When the volume of water increased from 80 ml to 320 ml and the time of heating was increased from 35 minutes to 55 minutes, the BET surface area increased to 5.158 m.sup.2 /g.
It is believed that at higher microwave frequencies or at higher powers such as 6 kW, the process for making powders could be accomplished in 1-10 minutes.
Twenty grams of Zirconium Nitrate (Zr(NO.sub.3).sub.4 4. 5H.sub.2 O) and 20 g of Aluminum Nitrate (Al(NO.sub.3).sub.3 . 9H.sub.2 O) were dissolved in 80 cm.sup.3 of water. The solution was heated for 60 minutes in a microwave oven having a microwave frequency of 2.45 GHz and a power of 700 W. The resulting powder had a BET surface area of 16.3 m.sup.2 /g.
One hundred grams of Nickel Nitrate (Ni(NO.sub.3).sub.2 . 6H.sub.2 O and 16 g of Aluminum Nitrate (Al(NO.sub.3).sub.3 . 9H.sub.2 O) were dissolved in 80 cm.sup.3 of water. The solution was heated for 55 minutes in a microwave oven. The frequency of the microwaves was 2.45 GHz and the power used was 700 W. The resulting NiO-Al.sub.2 O.sub.3 powder had a BET surface area of 42.0 m.sup.2 /g.
For some applications it may be desirable to make a Ni--Al.sub.2 O.sub.3 fine powder composite. This is accomplished by taking the product resulting from Example 3 and heating the NiO-Al.sub.2 O.sub.3 powder in a conventional tube furnace in a hydrogen atmosphere at a temperature of 600 reheating, however, the NiO is reduced to nickel metal (Ni). Analysis of the product showed that a Ni--Al.sub.2 O.sub.3 composite was produced having a BET surface area of approximately 21.1 m.sup.2 /g.
Therefore the process of the invention with subsequent hydrogen treatment can produce a metal-oxide composite with any metal which reduces from its oxide to a metal with hydrogen. Fine nickel metal powder was produced by heating nickel nitrate solution with microwaves and reducing the product powder in hydrogen. It is believed that finely divided metal alloy powders can be reduced in this manner without the need to melt the material.

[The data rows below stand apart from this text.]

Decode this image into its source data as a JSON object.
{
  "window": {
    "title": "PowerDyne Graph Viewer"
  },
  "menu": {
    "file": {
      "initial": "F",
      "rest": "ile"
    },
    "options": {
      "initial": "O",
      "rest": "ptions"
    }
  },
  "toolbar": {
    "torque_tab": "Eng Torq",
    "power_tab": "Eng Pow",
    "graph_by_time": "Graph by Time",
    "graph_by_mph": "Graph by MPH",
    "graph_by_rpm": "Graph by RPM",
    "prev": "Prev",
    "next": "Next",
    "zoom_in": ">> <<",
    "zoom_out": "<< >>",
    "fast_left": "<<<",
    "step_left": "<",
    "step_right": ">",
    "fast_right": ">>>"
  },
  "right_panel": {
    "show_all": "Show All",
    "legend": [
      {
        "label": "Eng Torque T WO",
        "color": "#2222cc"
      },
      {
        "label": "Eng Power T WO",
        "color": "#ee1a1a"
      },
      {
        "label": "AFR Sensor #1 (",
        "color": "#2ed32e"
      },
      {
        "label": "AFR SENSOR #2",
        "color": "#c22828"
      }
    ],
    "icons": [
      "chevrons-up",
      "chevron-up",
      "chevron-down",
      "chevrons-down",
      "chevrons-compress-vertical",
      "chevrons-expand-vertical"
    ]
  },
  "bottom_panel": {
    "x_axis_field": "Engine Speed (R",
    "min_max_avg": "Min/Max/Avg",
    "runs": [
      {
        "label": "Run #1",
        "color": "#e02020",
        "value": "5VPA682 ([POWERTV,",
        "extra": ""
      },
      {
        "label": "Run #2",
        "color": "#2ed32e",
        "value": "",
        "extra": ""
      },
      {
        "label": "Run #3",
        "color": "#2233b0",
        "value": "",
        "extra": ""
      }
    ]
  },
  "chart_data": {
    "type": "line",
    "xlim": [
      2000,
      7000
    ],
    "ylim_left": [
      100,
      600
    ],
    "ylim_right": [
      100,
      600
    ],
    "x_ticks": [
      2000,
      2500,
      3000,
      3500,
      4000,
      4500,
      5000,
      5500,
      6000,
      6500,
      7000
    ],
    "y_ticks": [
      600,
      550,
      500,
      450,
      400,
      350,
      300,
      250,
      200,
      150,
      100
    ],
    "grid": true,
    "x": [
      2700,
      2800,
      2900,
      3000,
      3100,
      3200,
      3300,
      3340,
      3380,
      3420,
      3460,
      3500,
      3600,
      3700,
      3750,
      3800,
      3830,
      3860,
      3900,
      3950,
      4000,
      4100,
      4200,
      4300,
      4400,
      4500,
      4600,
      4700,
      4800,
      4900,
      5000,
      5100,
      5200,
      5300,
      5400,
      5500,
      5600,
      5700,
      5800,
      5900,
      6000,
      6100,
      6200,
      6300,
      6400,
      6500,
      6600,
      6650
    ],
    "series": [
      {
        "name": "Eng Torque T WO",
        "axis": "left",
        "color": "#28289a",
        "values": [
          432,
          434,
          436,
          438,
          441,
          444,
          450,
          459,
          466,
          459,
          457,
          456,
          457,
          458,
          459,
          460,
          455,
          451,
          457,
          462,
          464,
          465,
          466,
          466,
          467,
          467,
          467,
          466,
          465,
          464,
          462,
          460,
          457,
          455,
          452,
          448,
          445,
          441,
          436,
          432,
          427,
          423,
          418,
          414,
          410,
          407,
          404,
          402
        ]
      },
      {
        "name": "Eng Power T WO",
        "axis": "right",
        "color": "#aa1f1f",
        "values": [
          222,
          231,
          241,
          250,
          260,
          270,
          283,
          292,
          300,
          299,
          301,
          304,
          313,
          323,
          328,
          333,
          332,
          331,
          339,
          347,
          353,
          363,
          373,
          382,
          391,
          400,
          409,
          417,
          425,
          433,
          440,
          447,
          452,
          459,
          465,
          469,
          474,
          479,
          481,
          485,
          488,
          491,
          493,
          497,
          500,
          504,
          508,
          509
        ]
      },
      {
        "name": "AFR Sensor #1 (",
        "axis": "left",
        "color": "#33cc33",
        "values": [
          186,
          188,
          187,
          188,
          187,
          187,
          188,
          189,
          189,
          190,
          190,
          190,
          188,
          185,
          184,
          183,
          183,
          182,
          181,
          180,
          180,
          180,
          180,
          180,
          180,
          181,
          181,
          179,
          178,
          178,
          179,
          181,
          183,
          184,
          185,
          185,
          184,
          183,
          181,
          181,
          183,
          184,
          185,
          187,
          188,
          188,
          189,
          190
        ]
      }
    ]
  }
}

Because the Al.sub.2 O.sub.3 does not reduce, the product after hydrogen sintering yields an oxide dispersion strengthened metal. In addition, the resulting powder has a narrow particle size distribution. For this example the median particle had a diameter of 773 nm. Ninety percent of the particles had diameters less than 1492 nm and ten percent had diameters less than 401 nm.

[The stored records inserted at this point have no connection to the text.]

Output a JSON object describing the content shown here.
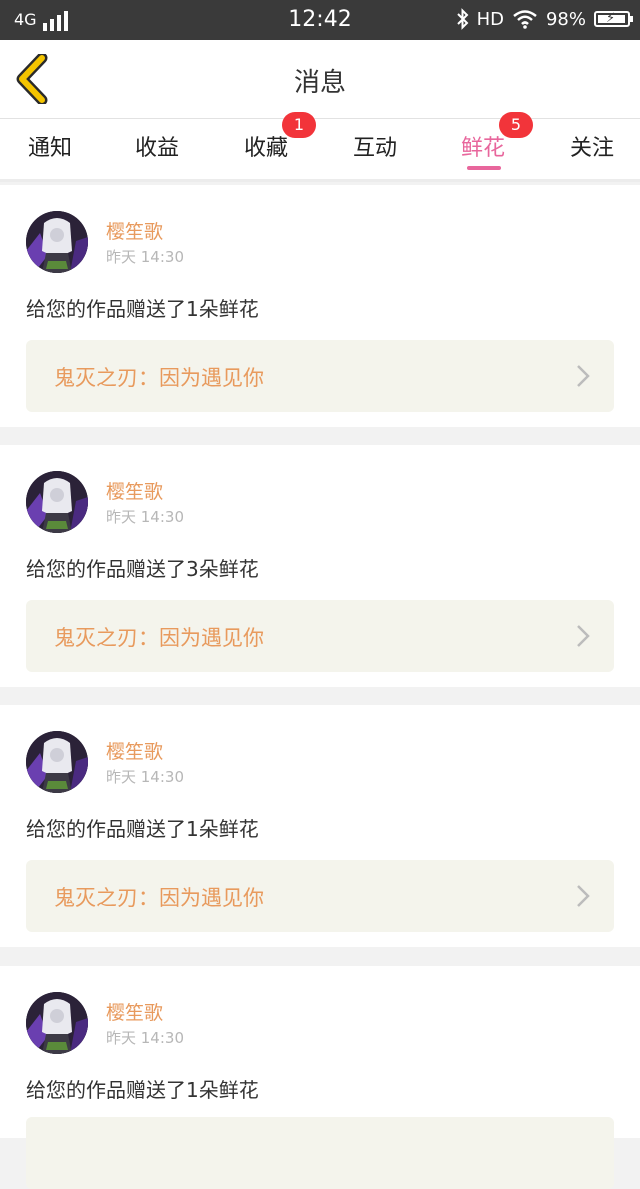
{
  "status_bar": {
    "network": "4G",
    "time": "12:42",
    "hd": "HD",
    "battery_text": "98%",
    "battery_level": 0.98,
    "icons": [
      "signal-bars-icon",
      "bluetooth-icon",
      "wifi-icon",
      "battery-charging-icon"
    ]
  },
  "header": {
    "title": "消息",
    "back_icon": "chevron-left-icon",
    "accent_color": "#f4c400"
  },
  "tabs": [
    {
      "label": "通知",
      "badge": null
    },
    {
      "label": "收益",
      "badge": null
    },
    {
      "label": "收藏",
      "badge": "1"
    },
    {
      "label": "互动",
      "badge": null
    },
    {
      "label": "鲜花",
      "badge": "5",
      "active": true
    },
    {
      "label": "关注",
      "badge": null
    }
  ],
  "colors": {
    "active_tab": "#e8669c",
    "badge": "#f2343a",
    "sender": "#e89a5d",
    "link_bg": "#f4f4ec"
  },
  "messages": [
    {
      "sender": "樱笙歌",
      "time": "昨天 14:30",
      "text": "给您的作品赠送了1朵鲜花",
      "work": "鬼灭之刃：因为遇见你"
    },
    {
      "sender": "樱笙歌",
      "time": "昨天 14:30",
      "text": "给您的作品赠送了3朵鲜花",
      "work": "鬼灭之刃：因为遇见你"
    },
    {
      "sender": "樱笙歌",
      "time": "昨天 14:30",
      "text": "给您的作品赠送了1朵鲜花",
      "work": "鬼灭之刃：因为遇见你"
    },
    {
      "sender": "樱笙歌",
      "time": "昨天 14:30",
      "text": "给您的作品赠送了1朵鲜花",
      "work": ""
    }
  ]
}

GdBa.sub.2 Cu.sub.3 O.sub.x was produced by dissolving 44.54 g of Gd(NO.sub.3) . 5.4H.sub.2 O, 52.27 g of Ba(NO.sub.3).sub.2 and 72.48 g of Cu(NO.sub.3).sub.2 . 3H.sub.2 O in 80 cm.sup.3 of H.sub.2 O. The solution was then exposed to microwaves at 2.45 GHz and 700 W for about 80 minutes. The resulting powder was then reheated in a conventional tube furnace in an oxygen atmosphere for about 24 hours at a temperature of about 1050

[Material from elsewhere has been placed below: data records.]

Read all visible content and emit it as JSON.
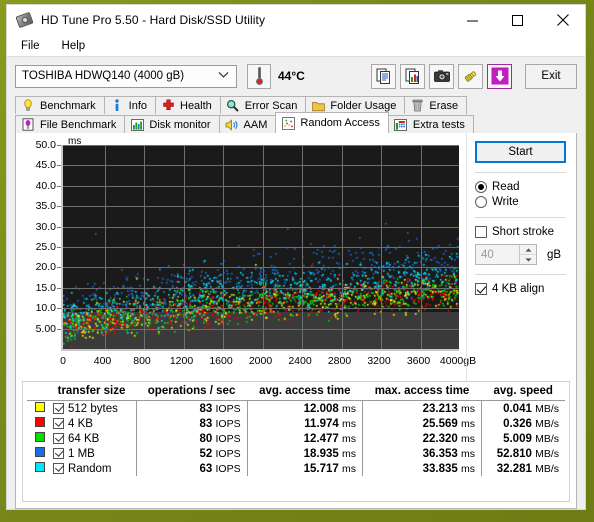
{
  "window": {
    "title": "HD Tune Pro 5.50 - Hard Disk/SSD Utility",
    "app_icon": "hard-disk-icon",
    "minimize": "—",
    "maximize": "□",
    "close": "✕"
  },
  "menu": {
    "items": [
      {
        "label": "File"
      },
      {
        "label": "Help"
      }
    ]
  },
  "toolbar": {
    "drive": "TOSHIBA HDWQ140 (4000 gB)",
    "temperature": "44°C",
    "exit_label": "Exit",
    "icons": [
      {
        "name": "copy-text-icon"
      },
      {
        "name": "copy-graph-icon"
      },
      {
        "name": "screenshot-camera-icon"
      },
      {
        "name": "plug-connector-icon"
      },
      {
        "name": "save-download-icon"
      }
    ]
  },
  "tabs": {
    "row1": [
      {
        "label": "Benchmark",
        "icon": "lightbulb-icon",
        "active": false
      },
      {
        "label": "Info",
        "icon": "info-icon",
        "active": false
      },
      {
        "label": "Health",
        "icon": "red-cross-icon",
        "active": false
      },
      {
        "label": "Error Scan",
        "icon": "magnifier-icon",
        "active": false
      },
      {
        "label": "Folder Usage",
        "icon": "folder-icon",
        "active": false
      },
      {
        "label": "Erase",
        "icon": "trash-icon",
        "active": false
      }
    ],
    "row2": [
      {
        "label": "File Benchmark",
        "icon": "file-benchmark-icon",
        "active": false
      },
      {
        "label": "Disk monitor",
        "icon": "bar-chart-icon",
        "active": false
      },
      {
        "label": "AAM",
        "icon": "speaker-icon",
        "active": false
      },
      {
        "label": "Random Access",
        "icon": "scatter-dots-icon",
        "active": true
      },
      {
        "label": "Extra tests",
        "icon": "extra-tests-icon",
        "active": false
      }
    ]
  },
  "controls": {
    "start_label": "Start",
    "read_label": "Read",
    "write_label": "Write",
    "mode_selected": "Read",
    "short_stroke_label": "Short stroke",
    "short_stroke_checked": false,
    "short_stroke_value": "40",
    "short_stroke_unit": "gB",
    "align_label": "4 KB align",
    "align_checked": true
  },
  "chart_data": {
    "type": "scatter",
    "title": "",
    "xlabel": "",
    "ylabel": "ms",
    "unit_label": "ms",
    "x_unit_suffix": "gB",
    "xlim": [
      0,
      4000
    ],
    "ylim": [
      0,
      50
    ],
    "grid": true,
    "x_ticks": [
      0,
      400,
      800,
      1200,
      1600,
      2000,
      2400,
      2800,
      3200,
      3600,
      4000
    ],
    "x_tick_labels": [
      "0",
      "400",
      "800",
      "1200",
      "1600",
      "2000",
      "2400",
      "2800",
      "3200",
      "3600",
      "4000gB"
    ],
    "y_ticks": [
      5,
      10,
      15,
      20,
      25,
      30,
      35,
      40,
      45,
      50
    ],
    "y_tick_labels": [
      "5.00",
      "10.0",
      "15.0",
      "20.0",
      "25.0",
      "30.0",
      "35.0",
      "40.0",
      "45.0",
      "50.0"
    ],
    "plot_background": "#1a1a1a",
    "grid_color": "#6e6e6e",
    "legend_position": "table-below",
    "series": [
      {
        "name": "512 bytes",
        "color": "#ffff00",
        "point_count": 500,
        "y_mean": 12.008,
        "y_max": 23.213
      },
      {
        "name": "4 KB",
        "color": "#ff0000",
        "point_count": 500,
        "y_mean": 11.974,
        "y_max": 25.569
      },
      {
        "name": "64 KB",
        "color": "#00e000",
        "point_count": 500,
        "y_mean": 12.477,
        "y_max": 22.32
      },
      {
        "name": "1 MB",
        "color": "#1a6fe0",
        "point_count": 500,
        "y_mean": 18.935,
        "y_max": 36.353
      },
      {
        "name": "Random",
        "color": "#00e8ff",
        "point_count": 500,
        "y_mean": 15.717,
        "y_max": 33.835
      }
    ]
  },
  "results": {
    "headers": [
      "transfer size",
      "operations / sec",
      "avg. access time",
      "max. access time",
      "avg. speed"
    ],
    "rows": [
      {
        "color": "#ffff00",
        "checked": true,
        "transfer_size": "512 bytes",
        "ops": "83",
        "ops_unit": "IOPS",
        "avg_access": "12.008",
        "avg_access_unit": "ms",
        "max_access": "23.213",
        "max_access_unit": "ms",
        "avg_speed": "0.041",
        "avg_speed_unit": "MB/s"
      },
      {
        "color": "#ff0000",
        "checked": true,
        "transfer_size": "4 KB",
        "ops": "83",
        "ops_unit": "IOPS",
        "avg_access": "11.974",
        "avg_access_unit": "ms",
        "max_access": "25.569",
        "max_access_unit": "ms",
        "avg_speed": "0.326",
        "avg_speed_unit": "MB/s"
      },
      {
        "color": "#00e000",
        "checked": true,
        "transfer_size": "64 KB",
        "ops": "80",
        "ops_unit": "IOPS",
        "avg_access": "12.477",
        "avg_access_unit": "ms",
        "max_access": "22.320",
        "max_access_unit": "ms",
        "avg_speed": "5.009",
        "avg_speed_unit": "MB/s"
      },
      {
        "color": "#1a6fe0",
        "checked": true,
        "transfer_size": "1 MB",
        "ops": "52",
        "ops_unit": "IOPS",
        "avg_access": "18.935",
        "avg_access_unit": "ms",
        "max_access": "36.353",
        "max_access_unit": "ms",
        "avg_speed": "52.810",
        "avg_speed_unit": "MB/s"
      },
      {
        "color": "#00e8ff",
        "checked": true,
        "transfer_size": "Random",
        "ops": "63",
        "ops_unit": "IOPS",
        "avg_access": "15.717",
        "avg_access_unit": "ms",
        "max_access": "33.835",
        "max_access_unit": "ms",
        "avg_speed": "32.281",
        "avg_speed_unit": "MB/s"
      }
    ]
  }
}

The resulting GdBa.sub.2 Cu.sub.3 O.sub.x powder was superconducting at a temperature as high as about 93 K. Additional oxygen may be introduced into the system if the oxygen atmosphere used to reheat the material is at higher than ambient pressures.
The foregoing description of the preferred embodiments of the invention have been presented for purposes of illustration and description. It is not intended to be exhaustive or to limit the invention to the precise form disclosed, and obviously many modifications and variations are possible in light of the above teaching. The embodiments were chosen and described in order to best explain the principles of the invention and its practical application to thereby enable others skilled in the art to best utilize the invention in various embodiments and with various modifications as are suited to the particular use contemplated. It is intended that the scope of the invention be defined by the claims appended hereto.